**Description of the task:**
Skip the pictures and repeat each line of the data exactly.

Collection entries:
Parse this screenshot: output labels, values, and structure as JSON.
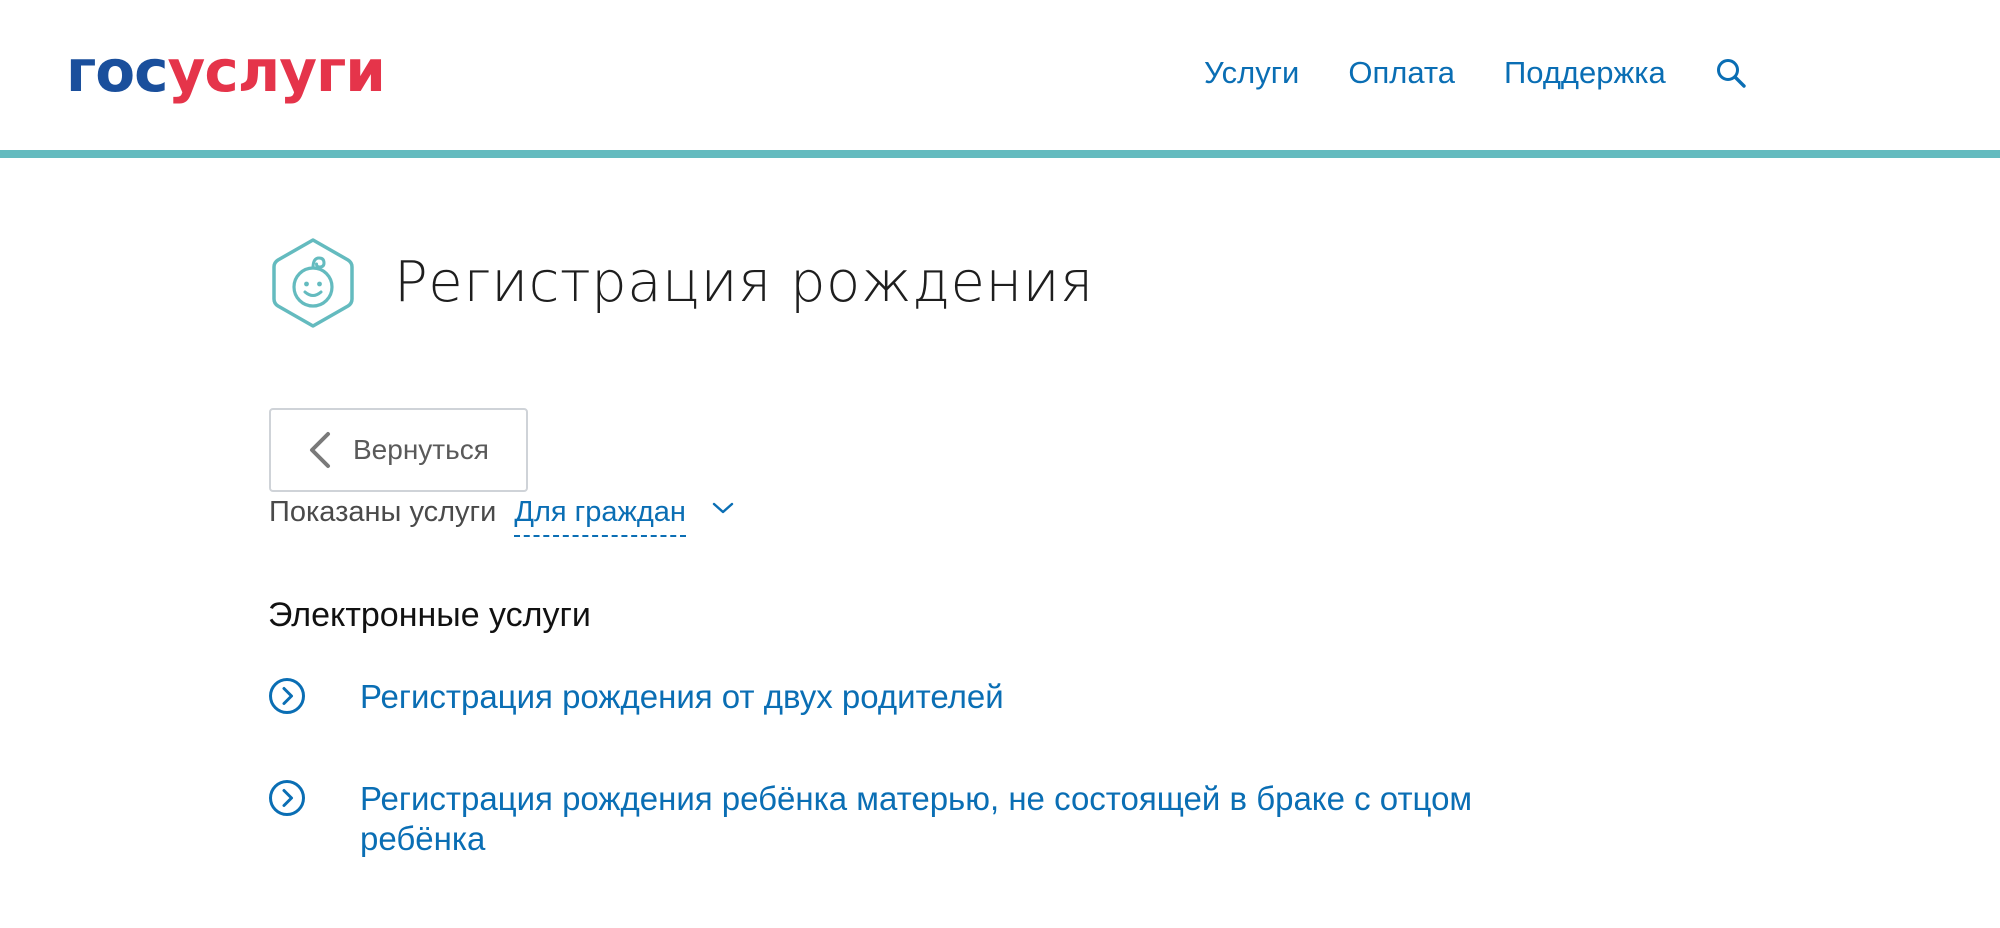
{
  "header": {
    "logo_part_a": "гос",
    "logo_part_b": "услуги",
    "nav": [
      "Услуги",
      "Оплата",
      "Поддержка"
    ],
    "search_icon": "search-icon",
    "stripe_color": "#64bbbf"
  },
  "page": {
    "title": "Регистрация рождения",
    "title_icon": "baby-face-icon"
  },
  "back_button": {
    "label": "Вернуться",
    "icon": "chevron-left-icon"
  },
  "filter": {
    "prefix": "Показаны услуги",
    "selected": "Для граждан",
    "icon": "chevron-down-icon"
  },
  "section": {
    "title": "Электронные услуги",
    "items": [
      {
        "label": "Регистрация рождения от двух родителей",
        "icon": "circle-arrow-right-icon"
      },
      {
        "label": "Регистрация рождения ребёнка матерью, не состоящей в браке с отцом ребёнка",
        "icon": "circle-arrow-right-icon"
      }
    ]
  },
  "colors": {
    "link": "#0a6eb4",
    "logo_blue": "#1a4f9c",
    "logo_red": "#e5344a",
    "accent_teal": "#64bbbf"
  }
}
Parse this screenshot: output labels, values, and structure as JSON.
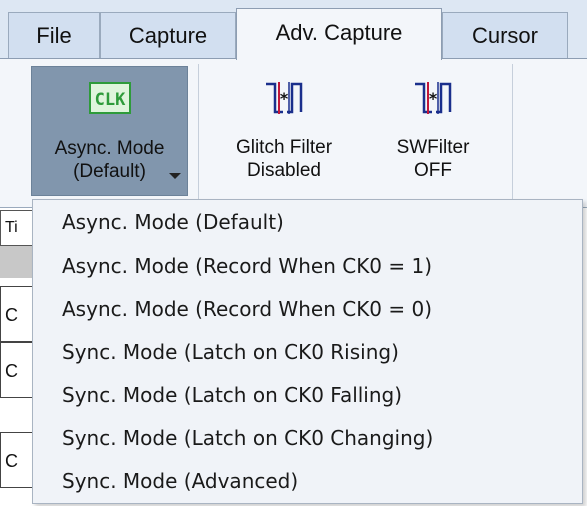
{
  "tabs": [
    {
      "label": "File",
      "active": false
    },
    {
      "label": "Capture",
      "active": false
    },
    {
      "label": "Adv. Capture",
      "active": true
    },
    {
      "label": "Cursor",
      "active": false
    }
  ],
  "ribbon": {
    "async_mode": {
      "icon_text": "CLK",
      "label": "Async. Mode\n(Default)",
      "pressed": true
    },
    "glitch_filter": {
      "label": "Glitch Filter\nDisabled"
    },
    "sw_filter": {
      "label": "SWFilter\nOFF"
    }
  },
  "grid": {
    "header": "Ti",
    "cells": [
      "C",
      "C",
      "C"
    ]
  },
  "menu": {
    "items": [
      "Async. Mode (Default)",
      "Async. Mode (Record When CK0 = 1)",
      "Async. Mode (Record When CK0 = 0)",
      "Sync. Mode (Latch on CK0 Rising)",
      "Sync. Mode (Latch on CK0 Falling)",
      "Sync. Mode (Latch on CK0 Changing)",
      "Sync. Mode (Advanced)"
    ]
  },
  "colors": {
    "ribbon_bg": "#f3f6fa",
    "tabstrip_bg": "#dde7f3",
    "pressed_button": "#8196ad",
    "clk_icon": "#2e9b3a",
    "filter_icon": "#1a2f8c",
    "filter_marker": "#c0163a"
  }
}
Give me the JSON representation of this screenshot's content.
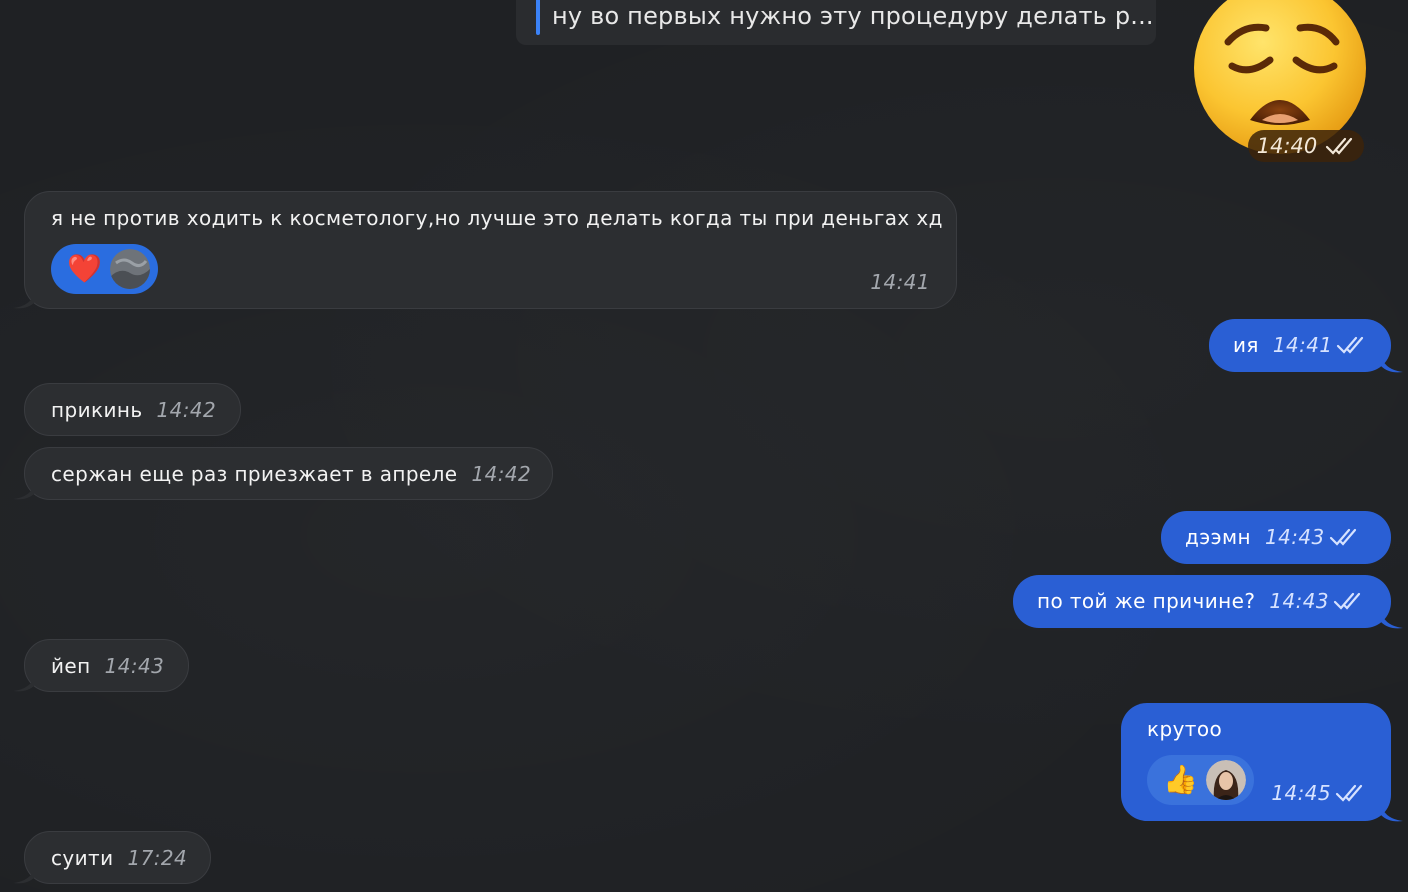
{
  "reply_preview": {
    "text": "ну во первых нужно эту процедуру делать р..."
  },
  "sticker": {
    "name": "weary-face-sticker",
    "time": "14:40"
  },
  "messages": [
    {
      "dir": "in",
      "text": "я не против ходить к косметологу,но лучше это делать когда ты при деньгах хд",
      "time": "14:41",
      "reaction": "❤️"
    },
    {
      "dir": "out",
      "text": "ия",
      "time": "14:41"
    },
    {
      "dir": "in",
      "text": "прикинь",
      "time": "14:42"
    },
    {
      "dir": "in",
      "text": "сержан еще раз приезжает в апреле",
      "time": "14:42"
    },
    {
      "dir": "out",
      "text": "дээмн",
      "time": "14:43"
    },
    {
      "dir": "out",
      "text": "по той же причине?",
      "time": "14:43"
    },
    {
      "dir": "in",
      "text": "йеп",
      "time": "14:43"
    },
    {
      "dir": "out",
      "text": "крутоо",
      "time": "14:45",
      "reaction": "👍"
    },
    {
      "dir": "in",
      "text": "суити",
      "time": "17:24"
    }
  ],
  "colors": {
    "background": "#1f2124",
    "incoming_bubble": "#2c2e31",
    "outgoing_bubble": "#2a5fd4",
    "reply_bar": "#3b82f6"
  }
}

**Output for this task:**
Parse this screenshot: output labels, values, and structure as JSON.
{
  "header": {
    "logo_part_a": "гос",
    "logo_part_b": "услуги",
    "nav": [
      "Услуги",
      "Оплата",
      "Поддержка"
    ],
    "search_icon": "search-icon",
    "stripe_color": "#64bbbf"
  },
  "page": {
    "title": "Регистрация рождения",
    "title_icon": "baby-face-icon"
  },
  "back_button": {
    "label": "Вернуться",
    "icon": "chevron-left-icon"
  },
  "filter": {
    "prefix": "Показаны услуги",
    "selected": "Для граждан",
    "icon": "chevron-down-icon"
  },
  "section": {
    "title": "Электронные услуги",
    "items": [
      {
        "label": "Регистрация рождения от двух родителей",
        "icon": "circle-arrow-right-icon"
      },
      {
        "label": "Регистрация рождения ребёнка матерью, не состоящей в браке с отцом ребёнка",
        "icon": "circle-arrow-right-icon"
      }
    ]
  },
  "colors": {
    "link": "#0a6eb4",
    "logo_blue": "#1a4f9c",
    "logo_red": "#e5344a",
    "accent_teal": "#64bbbf"
  }
}
Parse this screenshot: output labels, values, and structure as JSON.
{
  "tabs": [
    {
      "label": "File",
      "active": false
    },
    {
      "label": "Capture",
      "active": false
    },
    {
      "label": "Adv. Capture",
      "active": true
    },
    {
      "label": "Cursor",
      "active": false
    }
  ],
  "ribbon": {
    "async_mode": {
      "icon_text": "CLK",
      "label": "Async. Mode\n(Default)",
      "pressed": true
    },
    "glitch_filter": {
      "label": "Glitch Filter\nDisabled"
    },
    "sw_filter": {
      "label": "SWFilter\nOFF"
    }
  },
  "grid": {
    "header": "Ti",
    "cells": [
      "C",
      "C",
      "C"
    ]
  },
  "menu": {
    "items": [
      "Async. Mode (Default)",
      "Async. Mode (Record When CK0 = 1)",
      "Async. Mode (Record When CK0 = 0)",
      "Sync. Mode (Latch on CK0 Rising)",
      "Sync. Mode (Latch on CK0 Falling)",
      "Sync. Mode (Latch on CK0 Changing)",
      "Sync. Mode (Advanced)"
    ]
  },
  "colors": {
    "ribbon_bg": "#f3f6fa",
    "tabstrip_bg": "#dde7f3",
    "pressed_button": "#8196ad",
    "clk_icon": "#2e9b3a",
    "filter_icon": "#1a2f8c",
    "filter_marker": "#c0163a"
  }
}
Give me the JSON representation of this screenshot's content.
{
  "reply_preview": {
    "text": "ну во первых нужно эту процедуру делать р..."
  },
  "sticker": {
    "name": "weary-face-sticker",
    "time": "14:40"
  },
  "messages": [
    {
      "dir": "in",
      "text": "я не против ходить к косметологу,но лучше это делать когда ты при деньгах хд",
      "time": "14:41",
      "reaction": "❤️"
    },
    {
      "dir": "out",
      "text": "ия",
      "time": "14:41"
    },
    {
      "dir": "in",
      "text": "прикинь",
      "time": "14:42"
    },
    {
      "dir": "in",
      "text": "сержан еще раз приезжает в апреле",
      "time": "14:42"
    },
    {
      "dir": "out",
      "text": "дээмн",
      "time": "14:43"
    },
    {
      "dir": "out",
      "text": "по той же причине?",
      "time": "14:43"
    },
    {
      "dir": "in",
      "text": "йеп",
      "time": "14:43"
    },
    {
      "dir": "out",
      "text": "крутоо",
      "time": "14:45",
      "reaction": "👍"
    },
    {
      "dir": "in",
      "text": "суити",
      "time": "17:24"
    }
  ],
  "colors": {
    "background": "#1f2124",
    "incoming_bubble": "#2c2e31",
    "outgoing_bubble": "#2a5fd4",
    "reply_bar": "#3b82f6"
  }
}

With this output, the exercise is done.